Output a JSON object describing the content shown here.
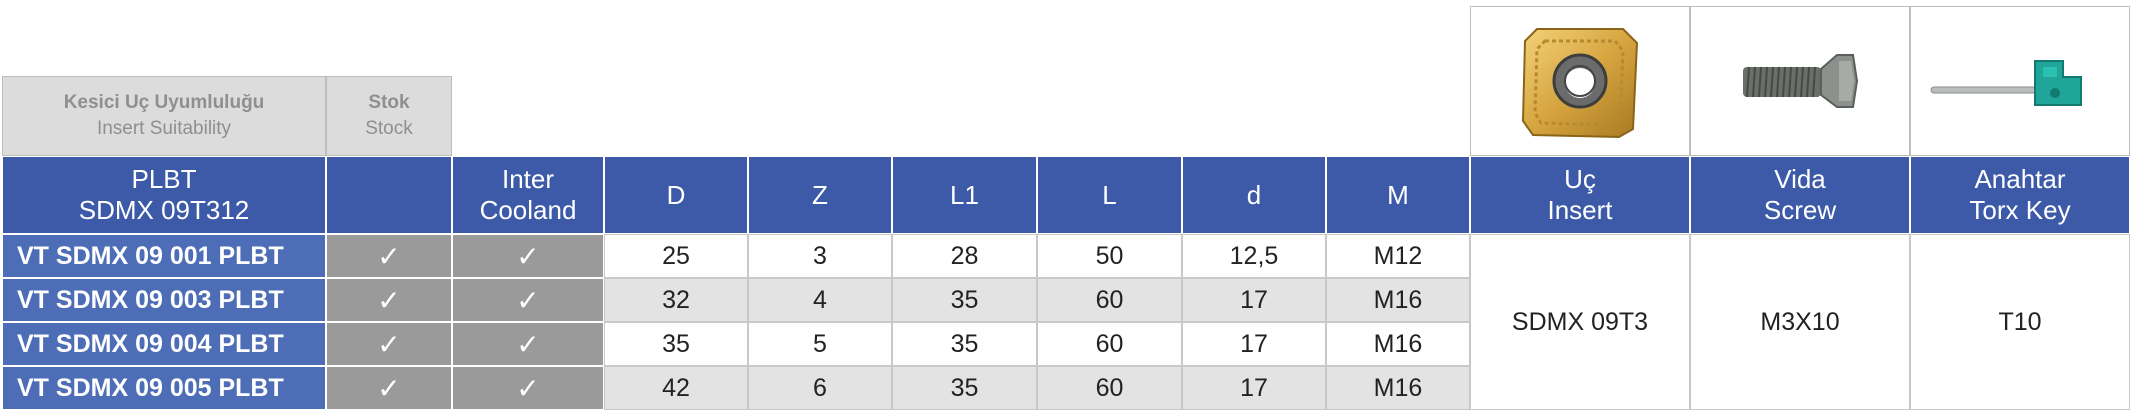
{
  "compat_header": {
    "title_tr": "Kesici Uç Uyumluluğu",
    "title_en": "Insert Suitability",
    "stock_tr": "Stok",
    "stock_en": "Stock"
  },
  "images": {
    "insert": "insert-image",
    "screw": "screw-image",
    "key": "torx-key-image"
  },
  "columns": {
    "insert_line1": "PLBT",
    "insert_line2": "SDMX 09T312",
    "stock": "",
    "coolant_line1": "Inter",
    "coolant_line2": "Cooland",
    "D": "D",
    "Z": "Z",
    "L1": "L1",
    "L": "L",
    "d": "d",
    "M": "M",
    "uc_line1": "Uç",
    "uc_line2": "Insert",
    "vida_line1": "Vida",
    "vida_line2": "Screw",
    "anahtar_line1": "Anahtar",
    "anahtar_line2": "Torx Key"
  },
  "rows": [
    {
      "code": "VT SDMX 09 001 PLBT",
      "insert_ok": "✓",
      "coolant_ok": "✓",
      "D": "25",
      "Z": "3",
      "L1": "28",
      "L": "50",
      "d": "12,5",
      "M": "M12"
    },
    {
      "code": "VT SDMX 09 003 PLBT",
      "insert_ok": "✓",
      "coolant_ok": "✓",
      "D": "32",
      "Z": "4",
      "L1": "35",
      "L": "60",
      "d": "17",
      "M": "M16"
    },
    {
      "code": "VT SDMX 09 004 PLBT",
      "insert_ok": "✓",
      "coolant_ok": "✓",
      "D": "35",
      "Z": "5",
      "L1": "35",
      "L": "60",
      "d": "17",
      "M": "M16"
    },
    {
      "code": "VT SDMX 09 005 PLBT",
      "insert_ok": "✓",
      "coolant_ok": "✓",
      "D": "42",
      "Z": "6",
      "L1": "35",
      "L": "60",
      "d": "17",
      "M": "M16"
    }
  ],
  "accessories": {
    "insert": "SDMX 09T3",
    "screw": "M3X10",
    "key": "T10"
  }
}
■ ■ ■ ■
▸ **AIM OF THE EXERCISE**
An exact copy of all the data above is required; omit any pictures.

▸ **ANSWER BELOW**
Output a JSON object describing the content shown here.
{
  "compat_header": {
    "title_tr": "Kesici Uç Uyumluluğu",
    "title_en": "Insert Suitability",
    "stock_tr": "Stok",
    "stock_en": "Stock"
  },
  "images": {
    "insert": "insert-image",
    "screw": "screw-image",
    "key": "torx-key-image"
  },
  "columns": {
    "insert_line1": "PLBT",
    "insert_line2": "SDMX 09T312",
    "stock": "",
    "coolant_line1": "Inter",
    "coolant_line2": "Cooland",
    "D": "D",
    "Z": "Z",
    "L1": "L1",
    "L": "L",
    "d": "d",
    "M": "M",
    "uc_line1": "Uç",
    "uc_line2": "Insert",
    "vida_line1": "Vida",
    "vida_line2": "Screw",
    "anahtar_line1": "Anahtar",
    "anahtar_line2": "Torx Key"
  },
  "rows": [
    {
      "code": "VT SDMX 09 001 PLBT",
      "insert_ok": "✓",
      "coolant_ok": "✓",
      "D": "25",
      "Z": "3",
      "L1": "28",
      "L": "50",
      "d": "12,5",
      "M": "M12"
    },
    {
      "code": "VT SDMX 09 003 PLBT",
      "insert_ok": "✓",
      "coolant_ok": "✓",
      "D": "32",
      "Z": "4",
      "L1": "35",
      "L": "60",
      "d": "17",
      "M": "M16"
    },
    {
      "code": "VT SDMX 09 004 PLBT",
      "insert_ok": "✓",
      "coolant_ok": "✓",
      "D": "35",
      "Z": "5",
      "L1": "35",
      "L": "60",
      "d": "17",
      "M": "M16"
    },
    {
      "code": "VT SDMX 09 005 PLBT",
      "insert_ok": "✓",
      "coolant_ok": "✓",
      "D": "42",
      "Z": "6",
      "L1": "35",
      "L": "60",
      "d": "17",
      "M": "M16"
    }
  ],
  "accessories": {
    "insert": "SDMX 09T3",
    "screw": "M3X10",
    "key": "T10"
  }
}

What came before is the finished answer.